Sources for Family History

TSB customers, 1956
TSB customers, 1956

The archives of Lloyds Banking Group can be a rich source of information for the family historian.

They include not only our principal brands, but many of the businesses which have been acquired along the way. You can find a complete list of all the companies for which we hold records by visiting our collections index.

Below you will find a summary of the types of material which may be useful.

Records relating to staff

If the person in whom you are interested worked for a company listed in the collections index, some record of their employment may have survived.

The main types of record that contain information on individual staff members are:

  • Staff registers – these can provide details of when and where a person started work with a company, and of his/her subsequent career.
  • Salary records - usually these record the name, branch and salary of staff members.
  • Report books – these provide a commentary on performance.
  • Widow and orphan fund records – these often include information on the family of an employee.
  • Staff photographs - dating mainly from the late 19th to mid 20th centuries.
  • War memorials or rolls of honour – these list staff who served in the armed forces, or were killed in action, during the two World Wars.
  • Minute books – these sometimes record appointments and retirements, particularly those of more senior staff and directors.
  • Partnership agreements, annual reports etc. – again, these are of most use in researching senior company officials, such as partners, directors and executives.


Records relating to customers and shareholders

If the person in whom you are interested held an account with a company listed in the collections index, a financial record may have survived.

The main types of record that contain information on customers are:

  • Customer account ledgers – where these have survived, they tend to date from the 18th and 19th centuries. However, individual accounts can be extremely difficult to find, and early accounting records are not always indexed.
  • Specimen signature books - these include customers’ addresses and occupations.
  • Minute books - for earlier periods, particularly the 18th and 19th centuries, some customer information is recorded.
  • Branch private memoranda books (Lloyds Bank only) – these record branch managers' interaction with customers.
  • Branch procedure books (Bank of Scotland only) – these date from the 1770s, and often include information on individual customers.


We also hold records relating to shareholders. These can include shareholder lists, stock or share ledgers and amalgamation papers.

Making a family history enquiry

Please contact us with your family history enquiry.

It will help if you give as much information as possible, including the full name, relevant dates and, if known, the branch or office of the company concerned.

We are happy to undertake a limited amount of research on your behalf. However, if your enquiry needs more extensive research, we will advise you to visit us to view the records yourself.

Please note: the survival of staff and customer records varies greatly from company to company.
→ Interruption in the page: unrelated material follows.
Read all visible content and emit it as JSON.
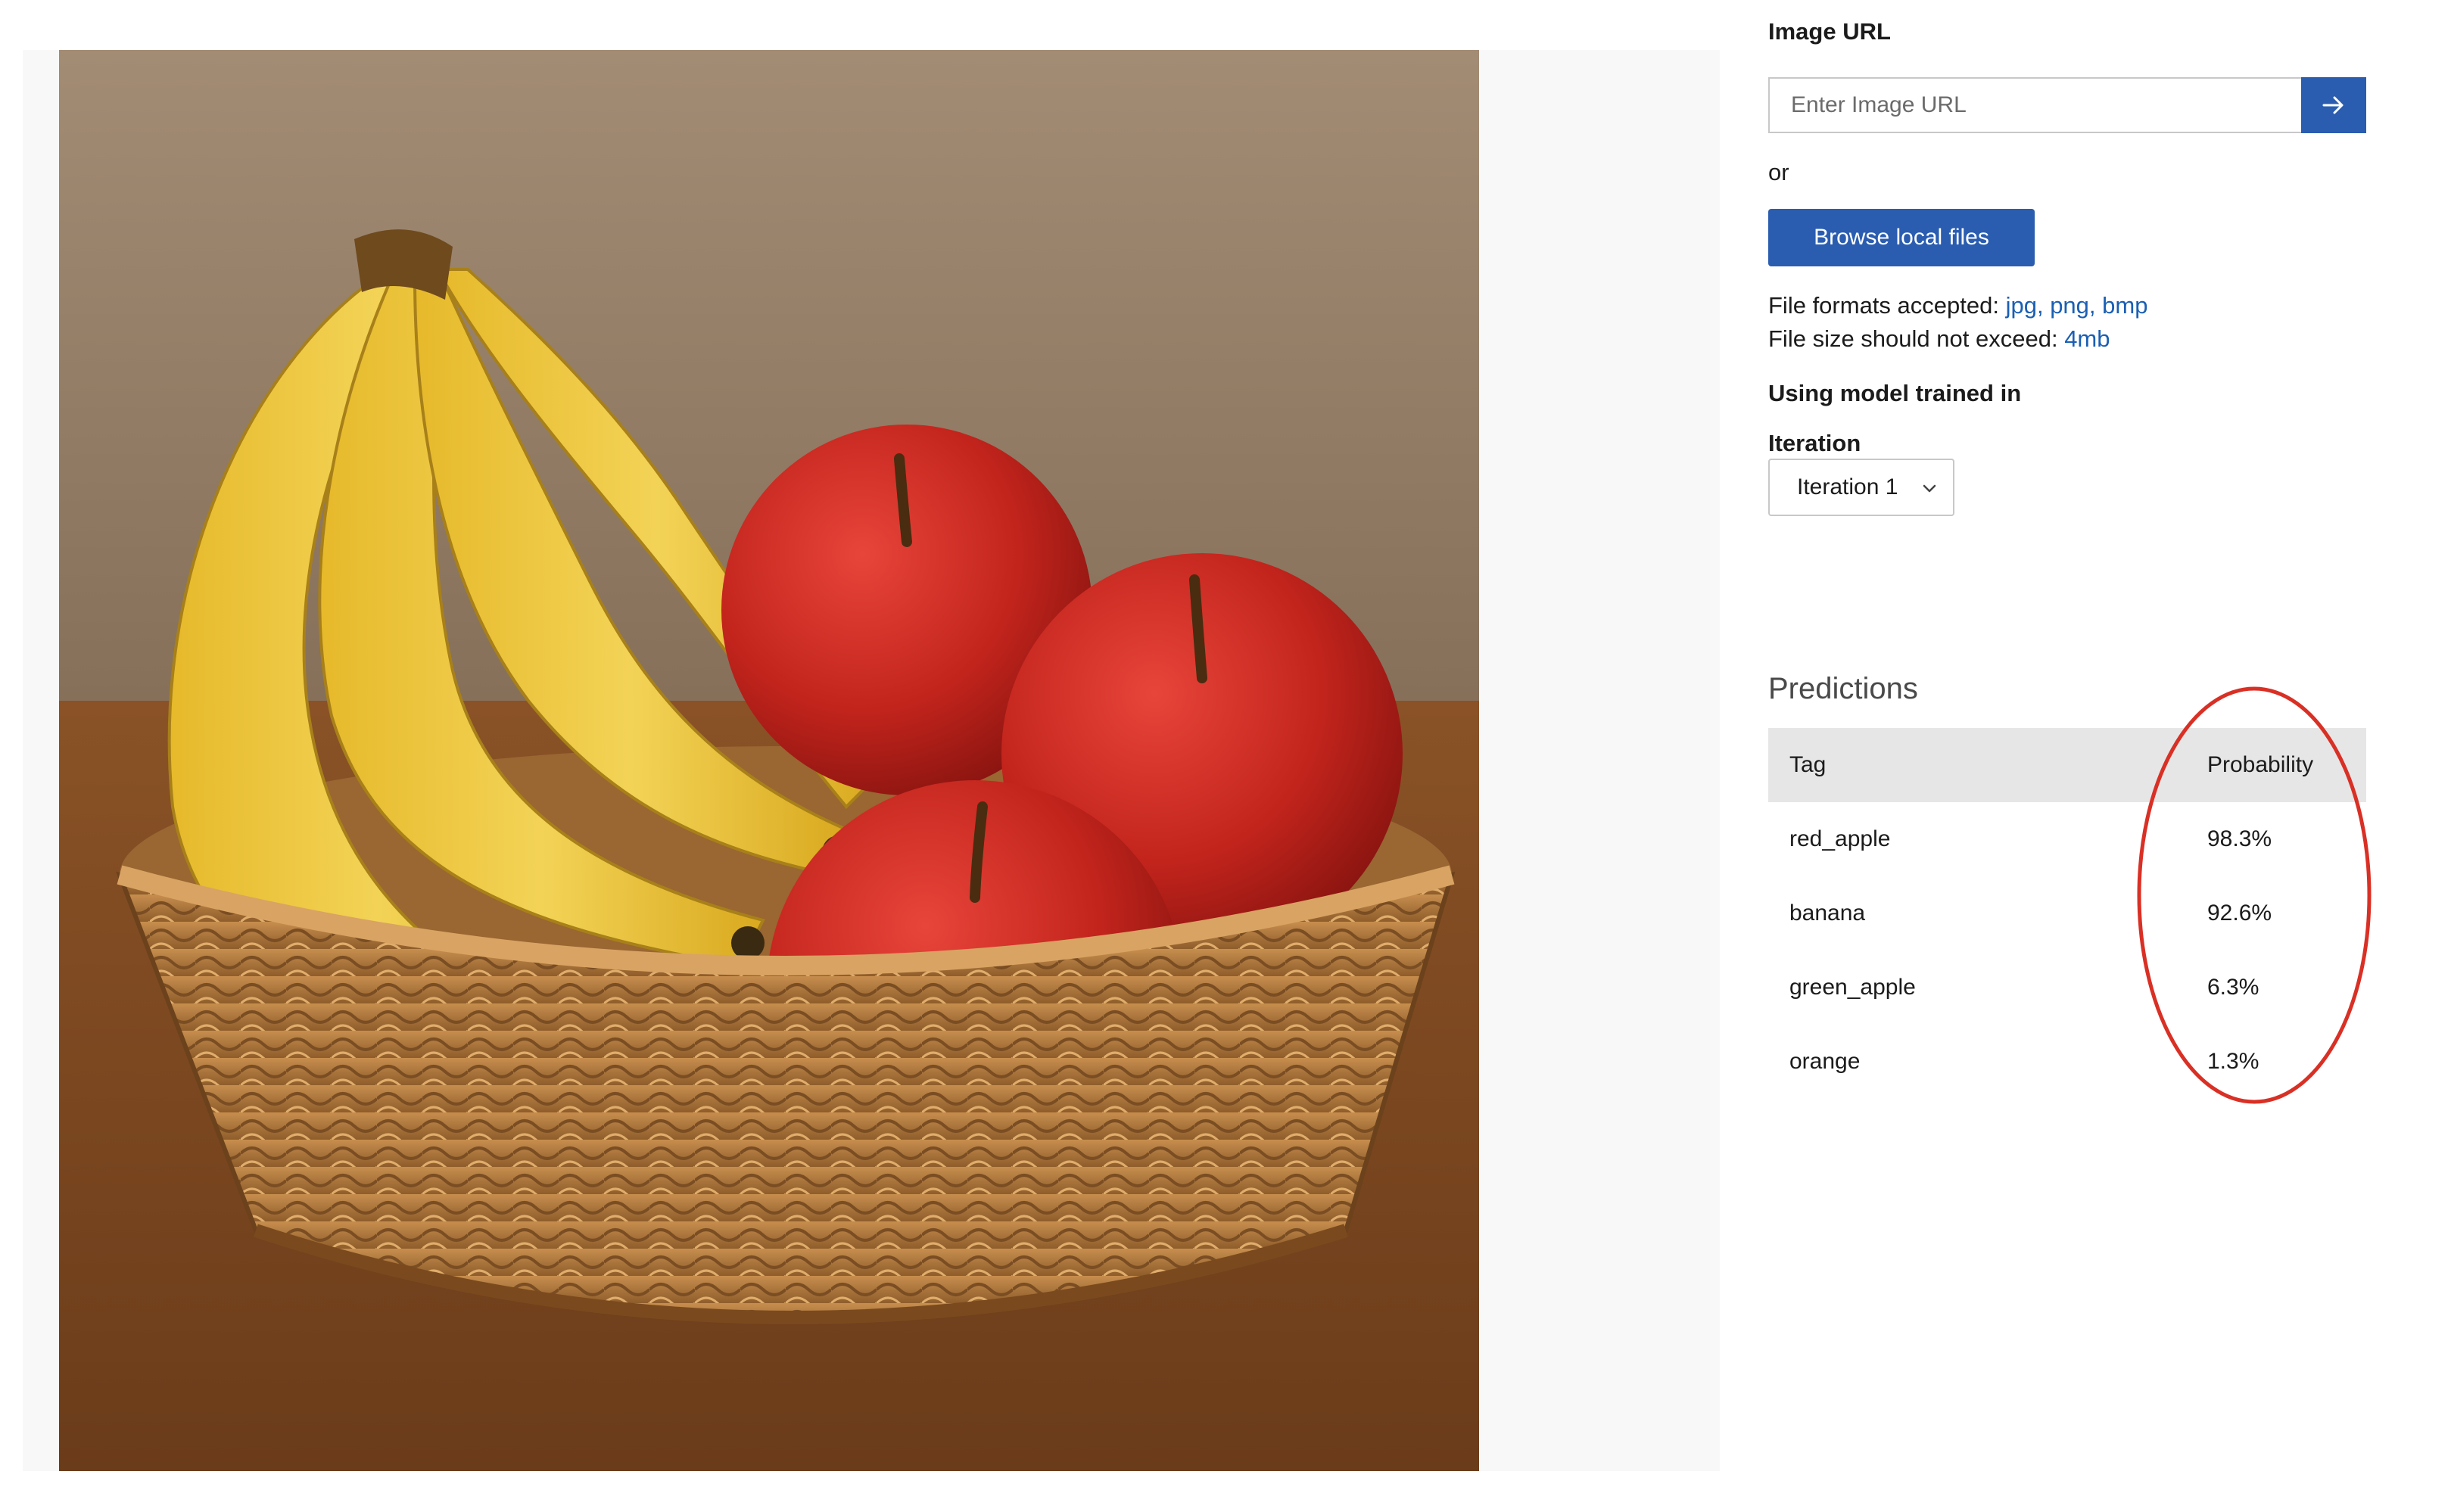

Inclusion in the collections index indicates only that we hold archive material for a given company. It does not guarantee that those archives will be of value to genealogists and family historians.

Researchers should also be aware that some records are subject to closure periods.